- [Problem to work on]: Your answer must be an exact copy of the listing, with the images left out.
=== Records provided ===
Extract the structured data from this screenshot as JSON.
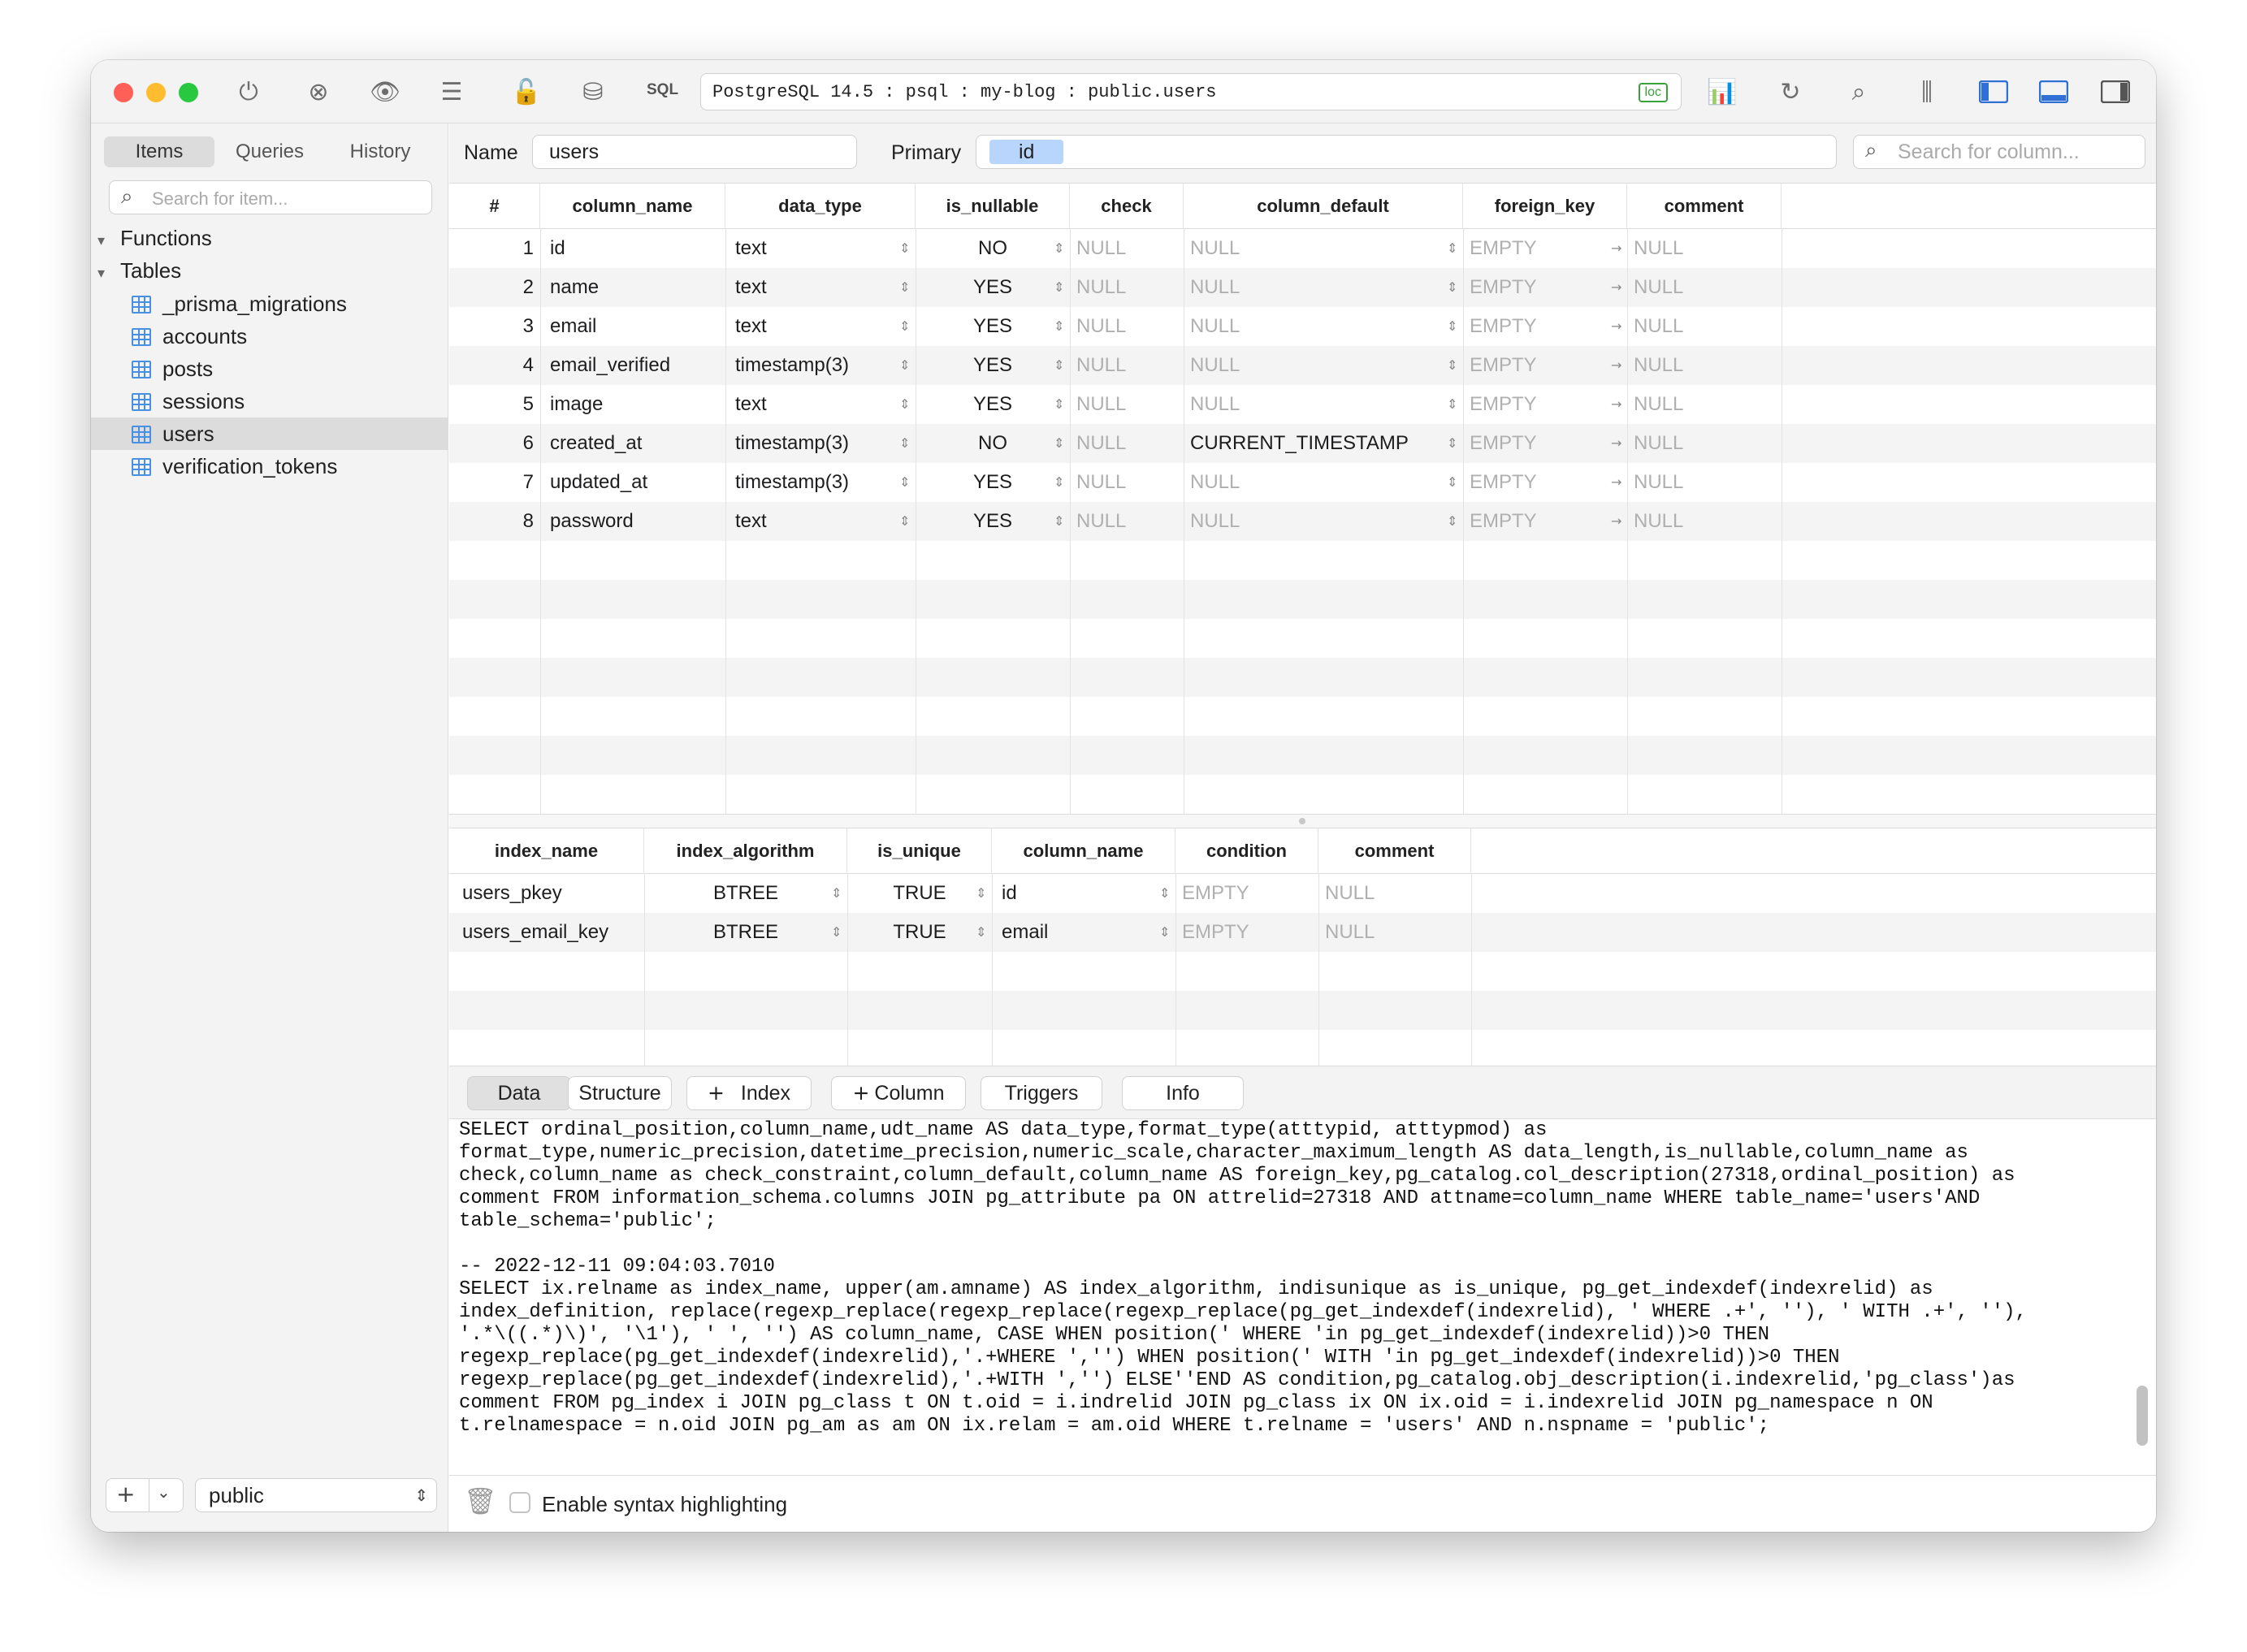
{
  "titlebar": {
    "connection": "PostgreSQL 14.5 : psql : my-blog : public.users",
    "badge": "loc",
    "sql_label": "SQL"
  },
  "sidebar": {
    "tabs": [
      "Items",
      "Queries",
      "History"
    ],
    "active_tab": "Items",
    "search_placeholder": "Search for item...",
    "sections": [
      {
        "label": "Functions",
        "expanded": true,
        "items": []
      },
      {
        "label": "Tables",
        "expanded": true,
        "items": [
          "_prisma_migrations",
          "accounts",
          "posts",
          "sessions",
          "users",
          "verification_tokens"
        ]
      }
    ],
    "selected_item": "users",
    "add_label": "+",
    "schema": "public"
  },
  "structure": {
    "name_label": "Name",
    "name_value": "users",
    "primary_label": "Primary",
    "primary_value": "id",
    "search_placeholder": "Search for column...",
    "columns_headers": [
      "#",
      "column_name",
      "data_type",
      "is_nullable",
      "check",
      "column_default",
      "foreign_key",
      "comment"
    ],
    "columns_rows": [
      [
        "1",
        "id",
        "text",
        "NO",
        "NULL",
        "NULL",
        "EMPTY",
        "NULL"
      ],
      [
        "2",
        "name",
        "text",
        "YES",
        "NULL",
        "NULL",
        "EMPTY",
        "NULL"
      ],
      [
        "3",
        "email",
        "text",
        "YES",
        "NULL",
        "NULL",
        "EMPTY",
        "NULL"
      ],
      [
        "4",
        "email_verified",
        "timestamp(3)",
        "YES",
        "NULL",
        "NULL",
        "EMPTY",
        "NULL"
      ],
      [
        "5",
        "image",
        "text",
        "YES",
        "NULL",
        "NULL",
        "EMPTY",
        "NULL"
      ],
      [
        "6",
        "created_at",
        "timestamp(3)",
        "NO",
        "NULL",
        "CURRENT_TIMESTAMP",
        "EMPTY",
        "NULL"
      ],
      [
        "7",
        "updated_at",
        "timestamp(3)",
        "YES",
        "NULL",
        "NULL",
        "EMPTY",
        "NULL"
      ],
      [
        "8",
        "password",
        "text",
        "YES",
        "NULL",
        "NULL",
        "EMPTY",
        "NULL"
      ]
    ],
    "index_headers": [
      "index_name",
      "index_algorithm",
      "is_unique",
      "column_name",
      "condition",
      "comment"
    ],
    "index_rows": [
      [
        "users_pkey",
        "BTREE",
        "TRUE",
        "id",
        "EMPTY",
        "NULL"
      ],
      [
        "users_email_key",
        "BTREE",
        "TRUE",
        "email",
        "EMPTY",
        "NULL"
      ]
    ]
  },
  "bottom_tabs": {
    "data": "Data",
    "structure": "Structure",
    "index": "Index",
    "column": "Column",
    "triggers": "Triggers",
    "info": "Info",
    "active": "Structure"
  },
  "console": {
    "log": "SELECT ordinal_position,column_name,udt_name AS data_type,format_type(atttypid, atttypmod) as\nformat_type,numeric_precision,datetime_precision,numeric_scale,character_maximum_length AS data_length,is_nullable,column_name as\ncheck,column_name as check_constraint,column_default,column_name AS foreign_key,pg_catalog.col_description(27318,ordinal_position) as\ncomment FROM information_schema.columns JOIN pg_attribute pa ON attrelid=27318 AND attname=column_name WHERE table_name='users'AND\ntable_schema='public';\n\n-- 2022-12-11 09:04:03.7010\nSELECT ix.relname as index_name, upper(am.amname) AS index_algorithm, indisunique as is_unique, pg_get_indexdef(indexrelid) as\nindex_definition, replace(regexp_replace(regexp_replace(regexp_replace(pg_get_indexdef(indexrelid), ' WHERE .+', ''), ' WITH .+', ''),\n'.*\\((.*)\\)', '\\1'), ' ', '') AS column_name, CASE WHEN position(' WHERE 'in pg_get_indexdef(indexrelid))>0 THEN\nregexp_replace(pg_get_indexdef(indexrelid),'.+WHERE ','') WHEN position(' WITH 'in pg_get_indexdef(indexrelid))>0 THEN\nregexp_replace(pg_get_indexdef(indexrelid),'.+WITH ','') ELSE''END AS condition,pg_catalog.obj_description(i.indexrelid,'pg_class')as\ncomment FROM pg_index i JOIN pg_class t ON t.oid = i.indrelid JOIN pg_class ix ON ix.oid = i.indexrelid JOIN pg_namespace n ON\nt.relnamespace = n.oid JOIN pg_am as am ON ix.relam = am.oid WHERE t.relname = 'users' AND n.nspname = 'public';",
    "syntax_label": "Enable syntax highlighting"
  },
  "colors": {
    "accent": "#4a90e2",
    "selection": "#b8d6fb",
    "null_text": "#b0b0b0",
    "close": "#fe5f57",
    "minimize": "#febc2e",
    "zoom": "#28c840"
  }
}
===
- [Completed task]:
Extract the structured data from this screenshot as JSON.
{
  "titlebar": {
    "connection": "PostgreSQL 14.5 : psql : my-blog : public.users",
    "badge": "loc",
    "sql_label": "SQL"
  },
  "sidebar": {
    "tabs": [
      "Items",
      "Queries",
      "History"
    ],
    "active_tab": "Items",
    "search_placeholder": "Search for item...",
    "sections": [
      {
        "label": "Functions",
        "expanded": true,
        "items": []
      },
      {
        "label": "Tables",
        "expanded": true,
        "items": [
          "_prisma_migrations",
          "accounts",
          "posts",
          "sessions",
          "users",
          "verification_tokens"
        ]
      }
    ],
    "selected_item": "users",
    "add_label": "+",
    "schema": "public"
  },
  "structure": {
    "name_label": "Name",
    "name_value": "users",
    "primary_label": "Primary",
    "primary_value": "id",
    "search_placeholder": "Search for column...",
    "columns_headers": [
      "#",
      "column_name",
      "data_type",
      "is_nullable",
      "check",
      "column_default",
      "foreign_key",
      "comment"
    ],
    "columns_rows": [
      [
        "1",
        "id",
        "text",
        "NO",
        "NULL",
        "NULL",
        "EMPTY",
        "NULL"
      ],
      [
        "2",
        "name",
        "text",
        "YES",
        "NULL",
        "NULL",
        "EMPTY",
        "NULL"
      ],
      [
        "3",
        "email",
        "text",
        "YES",
        "NULL",
        "NULL",
        "EMPTY",
        "NULL"
      ],
      [
        "4",
        "email_verified",
        "timestamp(3)",
        "YES",
        "NULL",
        "NULL",
        "EMPTY",
        "NULL"
      ],
      [
        "5",
        "image",
        "text",
        "YES",
        "NULL",
        "NULL",
        "EMPTY",
        "NULL"
      ],
      [
        "6",
        "created_at",
        "timestamp(3)",
        "NO",
        "NULL",
        "CURRENT_TIMESTAMP",
        "EMPTY",
        "NULL"
      ],
      [
        "7",
        "updated_at",
        "timestamp(3)",
        "YES",
        "NULL",
        "NULL",
        "EMPTY",
        "NULL"
      ],
      [
        "8",
        "password",
        "text",
        "YES",
        "NULL",
        "NULL",
        "EMPTY",
        "NULL"
      ]
    ],
    "index_headers": [
      "index_name",
      "index_algorithm",
      "is_unique",
      "column_name",
      "condition",
      "comment"
    ],
    "index_rows": [
      [
        "users_pkey",
        "BTREE",
        "TRUE",
        "id",
        "EMPTY",
        "NULL"
      ],
      [
        "users_email_key",
        "BTREE",
        "TRUE",
        "email",
        "EMPTY",
        "NULL"
      ]
    ]
  },
  "bottom_tabs": {
    "data": "Data",
    "structure": "Structure",
    "index": "Index",
    "column": "Column",
    "triggers": "Triggers",
    "info": "Info",
    "active": "Structure"
  },
  "console": {
    "log": "SELECT ordinal_position,column_name,udt_name AS data_type,format_type(atttypid, atttypmod) as\nformat_type,numeric_precision,datetime_precision,numeric_scale,character_maximum_length AS data_length,is_nullable,column_name as\ncheck,column_name as check_constraint,column_default,column_name AS foreign_key,pg_catalog.col_description(27318,ordinal_position) as\ncomment FROM information_schema.columns JOIN pg_attribute pa ON attrelid=27318 AND attname=column_name WHERE table_name='users'AND\ntable_schema='public';\n\n-- 2022-12-11 09:04:03.7010\nSELECT ix.relname as index_name, upper(am.amname) AS index_algorithm, indisunique as is_unique, pg_get_indexdef(indexrelid) as\nindex_definition, replace(regexp_replace(regexp_replace(regexp_replace(pg_get_indexdef(indexrelid), ' WHERE .+', ''), ' WITH .+', ''),\n'.*\\((.*)\\)', '\\1'), ' ', '') AS column_name, CASE WHEN position(' WHERE 'in pg_get_indexdef(indexrelid))>0 THEN\nregexp_replace(pg_get_indexdef(indexrelid),'.+WHERE ','') WHEN position(' WITH 'in pg_get_indexdef(indexrelid))>0 THEN\nregexp_replace(pg_get_indexdef(indexrelid),'.+WITH ','') ELSE''END AS condition,pg_catalog.obj_description(i.indexrelid,'pg_class')as\ncomment FROM pg_index i JOIN pg_class t ON t.oid = i.indrelid JOIN pg_class ix ON ix.oid = i.indexrelid JOIN pg_namespace n ON\nt.relnamespace = n.oid JOIN pg_am as am ON ix.relam = am.oid WHERE t.relname = 'users' AND n.nspname = 'public';",
    "syntax_label": "Enable syntax highlighting"
  },
  "colors": {
    "accent": "#4a90e2",
    "selection": "#b8d6fb",
    "null_text": "#b0b0b0",
    "close": "#fe5f57",
    "minimize": "#febc2e",
    "zoom": "#28c840"
  }
}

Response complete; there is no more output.